With the passing of Blue Ridge Mountain Sports comes another passing of an era.
Founded in Charlottesville in 1971, Blue Ridge was one of an exciting group of new outdoor equipment stores that served the increasingly popular hiking, rock climbing and camping markets.
A good part of their market consisted of people in their teens and twenties, largely college people, who were motivated by a new attention on the environment.
The first Earth Day had been held the year before, on April 22, 1970, just as President Richard Nixon (yes, Nixon) was preparing some of the most far-reaching new environmental laws ever.
Old-line outdoor shops had been around for years but they typically aimed at the hunting and fishing crowd or aging preppies that go for the L.L. Bean look.
For the rest of us, there were Army-Navy stores, which is where I shopped when I got into camping and hiking as a boy in West Virginia. I had to throw my sleeping bag away after Woodstock in 1969 because it simply was too filthy to save.

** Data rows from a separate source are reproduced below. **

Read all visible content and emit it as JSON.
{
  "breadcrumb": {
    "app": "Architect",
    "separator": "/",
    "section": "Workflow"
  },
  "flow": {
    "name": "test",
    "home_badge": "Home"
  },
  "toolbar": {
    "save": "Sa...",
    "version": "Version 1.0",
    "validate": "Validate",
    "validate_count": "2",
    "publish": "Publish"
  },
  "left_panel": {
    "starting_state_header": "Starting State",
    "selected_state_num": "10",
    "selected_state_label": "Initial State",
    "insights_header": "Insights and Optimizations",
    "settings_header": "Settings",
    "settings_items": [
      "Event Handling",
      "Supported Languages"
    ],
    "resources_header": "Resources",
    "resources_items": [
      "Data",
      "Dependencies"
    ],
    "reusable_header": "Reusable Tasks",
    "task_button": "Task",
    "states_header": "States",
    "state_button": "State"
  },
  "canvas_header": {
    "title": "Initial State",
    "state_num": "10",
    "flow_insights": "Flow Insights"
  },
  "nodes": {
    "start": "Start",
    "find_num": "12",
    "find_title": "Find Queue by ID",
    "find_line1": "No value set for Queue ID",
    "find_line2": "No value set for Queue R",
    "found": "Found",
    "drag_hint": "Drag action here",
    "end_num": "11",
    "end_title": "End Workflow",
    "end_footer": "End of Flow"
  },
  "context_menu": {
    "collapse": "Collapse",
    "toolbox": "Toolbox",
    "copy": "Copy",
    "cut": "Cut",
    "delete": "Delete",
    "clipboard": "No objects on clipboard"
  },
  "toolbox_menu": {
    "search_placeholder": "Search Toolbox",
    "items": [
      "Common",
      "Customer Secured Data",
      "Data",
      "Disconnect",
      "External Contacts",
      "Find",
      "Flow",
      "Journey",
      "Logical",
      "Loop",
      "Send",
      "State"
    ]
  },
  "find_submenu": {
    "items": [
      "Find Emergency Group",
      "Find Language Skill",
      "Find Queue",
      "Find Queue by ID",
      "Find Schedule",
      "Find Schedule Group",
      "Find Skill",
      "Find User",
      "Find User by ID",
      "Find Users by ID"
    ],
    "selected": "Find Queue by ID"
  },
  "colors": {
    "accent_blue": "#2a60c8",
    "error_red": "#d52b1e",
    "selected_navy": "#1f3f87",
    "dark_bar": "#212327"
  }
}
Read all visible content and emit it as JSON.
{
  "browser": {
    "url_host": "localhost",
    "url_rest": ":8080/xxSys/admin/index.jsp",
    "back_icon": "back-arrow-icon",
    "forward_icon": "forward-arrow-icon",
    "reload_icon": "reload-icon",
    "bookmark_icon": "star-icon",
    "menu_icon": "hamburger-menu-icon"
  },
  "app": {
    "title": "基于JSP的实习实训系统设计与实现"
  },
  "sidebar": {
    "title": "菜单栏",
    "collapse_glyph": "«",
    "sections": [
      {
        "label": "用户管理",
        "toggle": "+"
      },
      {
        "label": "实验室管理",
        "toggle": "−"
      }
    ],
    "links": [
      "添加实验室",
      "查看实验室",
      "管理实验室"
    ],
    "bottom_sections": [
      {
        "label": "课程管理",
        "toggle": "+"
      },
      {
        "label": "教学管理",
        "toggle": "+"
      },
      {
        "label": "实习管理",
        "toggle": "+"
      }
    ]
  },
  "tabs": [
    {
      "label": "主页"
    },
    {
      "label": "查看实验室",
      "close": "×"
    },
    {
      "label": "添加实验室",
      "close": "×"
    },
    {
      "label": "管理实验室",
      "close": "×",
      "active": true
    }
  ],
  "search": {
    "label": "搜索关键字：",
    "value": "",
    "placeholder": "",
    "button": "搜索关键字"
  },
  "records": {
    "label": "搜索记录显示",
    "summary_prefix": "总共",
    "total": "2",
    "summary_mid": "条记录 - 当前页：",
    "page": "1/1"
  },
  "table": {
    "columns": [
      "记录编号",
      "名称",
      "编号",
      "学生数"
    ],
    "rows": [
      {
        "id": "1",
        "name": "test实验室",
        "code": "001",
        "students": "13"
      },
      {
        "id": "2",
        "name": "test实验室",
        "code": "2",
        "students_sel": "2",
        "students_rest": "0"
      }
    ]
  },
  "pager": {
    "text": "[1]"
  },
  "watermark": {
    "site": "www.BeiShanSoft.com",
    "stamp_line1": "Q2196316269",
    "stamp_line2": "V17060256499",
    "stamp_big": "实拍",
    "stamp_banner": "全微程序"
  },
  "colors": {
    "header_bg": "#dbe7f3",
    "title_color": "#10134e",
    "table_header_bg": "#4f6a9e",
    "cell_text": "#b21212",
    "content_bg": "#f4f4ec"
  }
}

The move outdoors was beginning to take off, especially in the Blue Ridge Mountains, from Old Rag to Loft Mountain and points north and south. In time, Blue Ridge Mountain Sports had 12 stores from Blacksburg to New Jersey, including two in the Richmond area on West Broad Street and Chesterfield Towne Center.
They were victims of their own popularity. They couldn’t compete with mass marketers now here such as Bass Pro Shops or R.E.I., a 78-year-old cooperative from Washington State that has more than 140 stores and in 2014 had $2.2 billion in revenue, a 10-percent increase over the previous year. A high-end Cabela’s is coming to the area as well.
The sad part is that the Blue Ridge, which stemmed from a project at the Darden School of Business at the University of Virginia, was a true pioneer.